The Hunter can be considered the unofficial fourth Pillar supporting the King, even receiving a ring bearing a crest which represents their group the same as the other three Pillars. But unlike the others, the Hunter’s role requires that he remain off the books. The Japanese description for the Hunter’s Ring reveals that Lothric kings have called upon them to challenge and secretly punish the Three Pillars. In other words, they are royal assassins, hence the equipment worn by the best of them is an improved variant of the starting assassin set. And their targets were the king’s own retainers. If the Knight plotted a military coup, the Hunter eliminated him. If the High Priestess attempted to turn the King she raised into her puppet, the Hunter eliminated her. If the Scholar strayed from the path of righteousness, the Hunter eliminated him. He was the mechanism through which the head of the royal family kept the Pillars in line, his means to enforce his royal will from the shadows — the king’s Black Hand, if you will.

Ring with a portrait engraved with the image of a hunter. Boosts dexterity.

The Hunter has long been the black hand of Lothric. For successive kings called upon the black hand to challenge as well as secretly punish the Three Pillars.

In fact, the term “Black Hand” has been made an actual title for hunters who have served multiple generations of kings. There was two reasons to honor this feat. For one, an assassin who is willing to serve successive reigns is more likely to be apolitical and thus can be better trusted to carry out the successor’s orders even if they reverse the stance of his predecessor.
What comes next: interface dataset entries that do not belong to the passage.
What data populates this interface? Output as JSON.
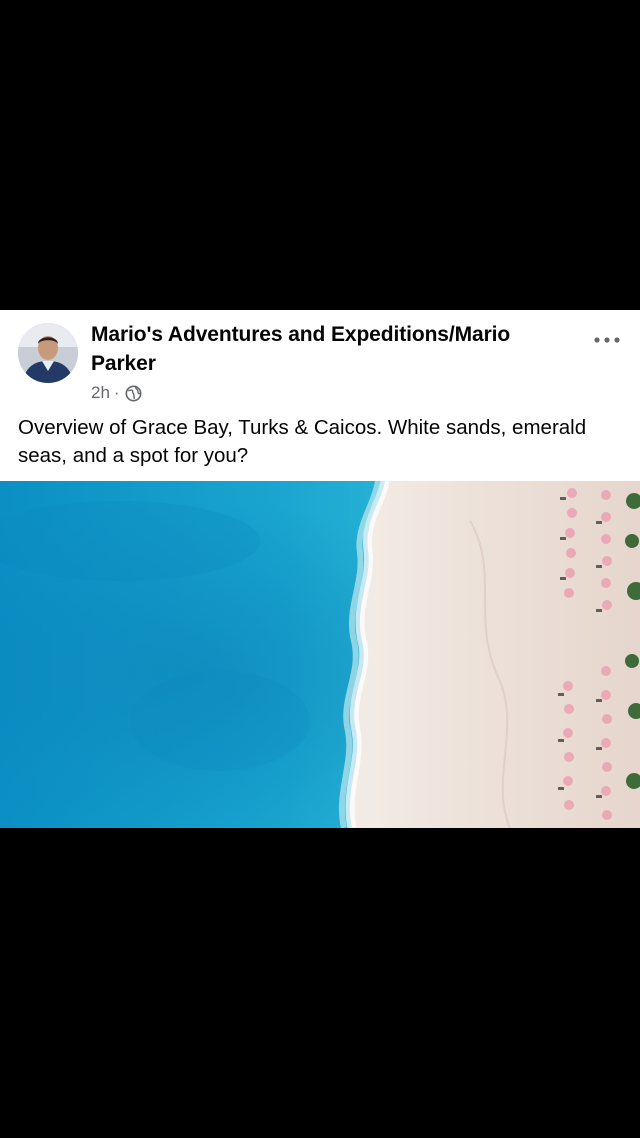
{
  "post": {
    "author": "Mario's Adventures and Expeditions/Mario Parker",
    "timestamp": "2h",
    "separator": "·",
    "audience_icon": "globe-icon",
    "more_icon": "more-options-icon",
    "caption": "Overview of Grace Bay, Turks & Caicos. White sands, emerald seas, and a spot for you?",
    "photo_icon": "aerial-beach-photo"
  },
  "colors": {
    "background": "#000000",
    "card": "#ffffff",
    "text_primary": "#050505",
    "text_secondary": "#65676b",
    "ocean": "#1aa6d0",
    "sand": "#ece0d8",
    "umbrella": "#e9a9b6"
  }
}
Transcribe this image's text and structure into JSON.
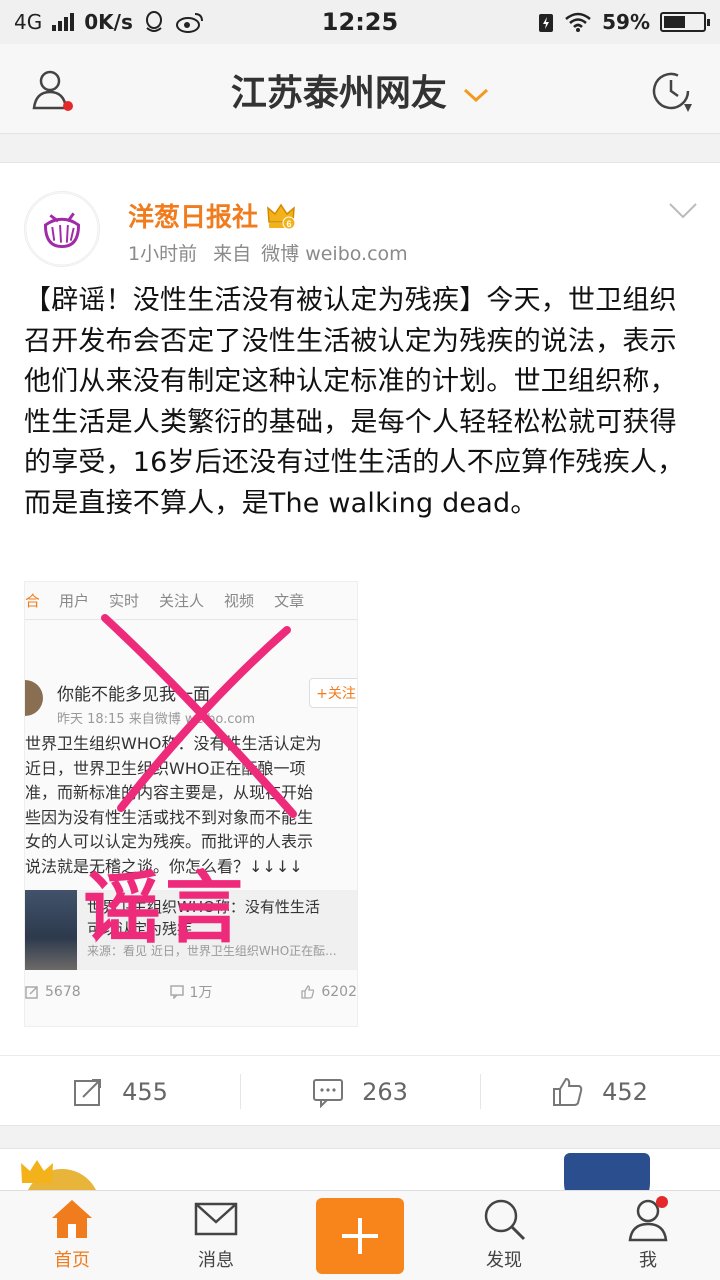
{
  "status_bar": {
    "network": "4G",
    "speed": "0K/s",
    "time": "12:25",
    "battery": "59%",
    "battery_level": 0.59,
    "icons": [
      "signal-icon",
      "qq-icon",
      "weibo-icon",
      "battery-saver-icon",
      "wifi-icon",
      "battery-icon"
    ]
  },
  "header": {
    "title": "江苏泰州网友",
    "icons": [
      "user-icon",
      "chevron-down-icon",
      "refresh-icon"
    ]
  },
  "post": {
    "author": "洋葱日报社",
    "time": "1小时前",
    "source_prefix": "来自",
    "source": "微博 weibo.com",
    "text": "【辟谣！没性生活没有被认定为残疾】今天，世卫组织召开发布会否定了没性生活被认定为残疾的说法，表示他们从来没有制定这种认定标准的计划。世卫组织称，性生活是人类繁衍的基础，是每个人轻轻松松就可获得的享受，16岁后还没有过性生活的人不应算作残疾人，而是直接不算人，是The walking dead。",
    "image": {
      "tabs": [
        "合",
        "用户",
        "实时",
        "关注人",
        "视频",
        "文章"
      ],
      "inner_author": "你能不能多见我一面",
      "follow_label": "+关注",
      "inner_meta": "昨天 18:15  来自微博 weibo.com",
      "body_lines": [
        "世界卫生组织WHO称：没有性生活认定为",
        "近日，世界卫生组织WHO正在酝酿一项",
        "准，而新标准的内容主要是，从现在开始",
        "些因为没有性生活或找不到对象而不能生",
        "女的人可以认定为残疾。而批评的人表示",
        "说法就是无稽之谈。你怎么看？↓↓↓↓"
      ],
      "quote_title": "世界卫生组织WHO称：没有性生活",
      "quote_title2": "可以认定为残疾",
      "quote_source": "来源：看见 近日，世界卫生组织WHO正在酝...",
      "repost": "5678",
      "comment": "1万",
      "like": "6202",
      "stamp": "谣言",
      "stamp_color": "#ee2a7b"
    },
    "actions": {
      "repost": "455",
      "comment": "263",
      "like": "452"
    }
  },
  "tabbar": {
    "home": "首页",
    "messages": "消息",
    "discover": "发现",
    "me": "我",
    "accent": "#f07c1e"
  }
}
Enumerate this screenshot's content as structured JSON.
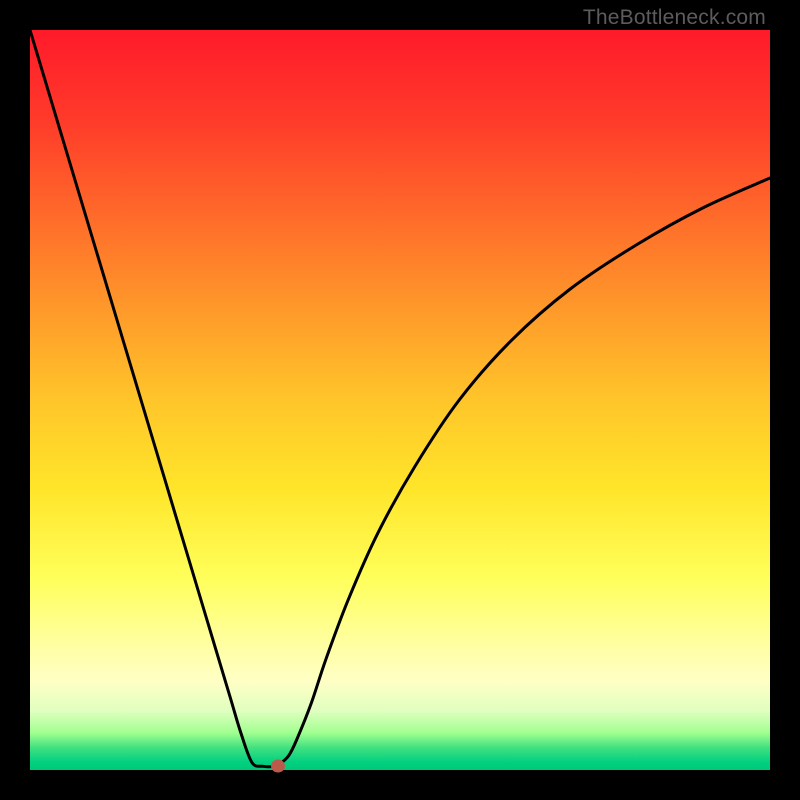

For another, any hunter still around after a change in administration must have both the experience to perform their delicate tasks and the skill to survive that long. Indeed, only three hunters have ever been granted the title of Black Hand in the entire history of Lothric. Evidently, very few hunters have had the skills, longevity, or trust to be kept in the next king’s employ. Where does each king procure trustworthy new recruits then?

Apparel of a hunter who is called the king’s Black Hand. The long-brimmed hat is a symbol of that.

The Black Hand is a title specially given to hunters who serve successive kings. It has only counted three in its history.

Following his heist of the Undead Settlement, Greirat adds the assassin set to his wares. This might imply that Hunters were, at least occasionally, selected from among the Undead. Their existence was already supposed to be kept secret, so what would it matter if the king’s assassins were cursed men? We ourselves can choose an assassin as our background, so it is possible that any Undead who failed in his mission and got captured would be summarily forced through Lothric’s firelinking system as punishment to distance the king from the bungled killing. However, it is just as feasible for unrelated assassins to be in the town to collect information or shady wares without being spotted, and Undead would want to be paid in souls, not coin. There were other options. Gotthard was originally a low-ranking knight of Lothric while Kamui is a foreigner who had been staying in the settlement, and yet both were granted the honor of wearing the wide-brimmed hat symbolizing the Hunter. Regardless of where they are from, each king clearly handpicks his agents in order to guarantee their loyalty, which is very much needed.

Black Hand set (left) compared to assassin set (right)

There are very few keys for the front door of the Grand Archives, but the one we acquire had previously belonged to Gotthard. More than likely, the king had given his Black Hand a copy of this key among others so that he can more easily infiltrate the Pillars’ facilities. This puts a huge burden on the king to ensure that the people he is doling these out to will not lose or abuse the privilege of having them. If the king wasn’t careful, he might open up his kingdom to a turncoat or corrupt shadow government. They had to be loyal to him first and foremost, which probably contributed to the poor retention rate of hunters across the royal line. But if they were to keep each part of the system playing fair in the political game, such turnover was a worthwhile sacrifice for the kingdom’s well being.  And thanks to this system, Lothric was a functional state for centuries or more. It is only fairly recently that its flaws have become apparent, and mostly due to individual circumstances.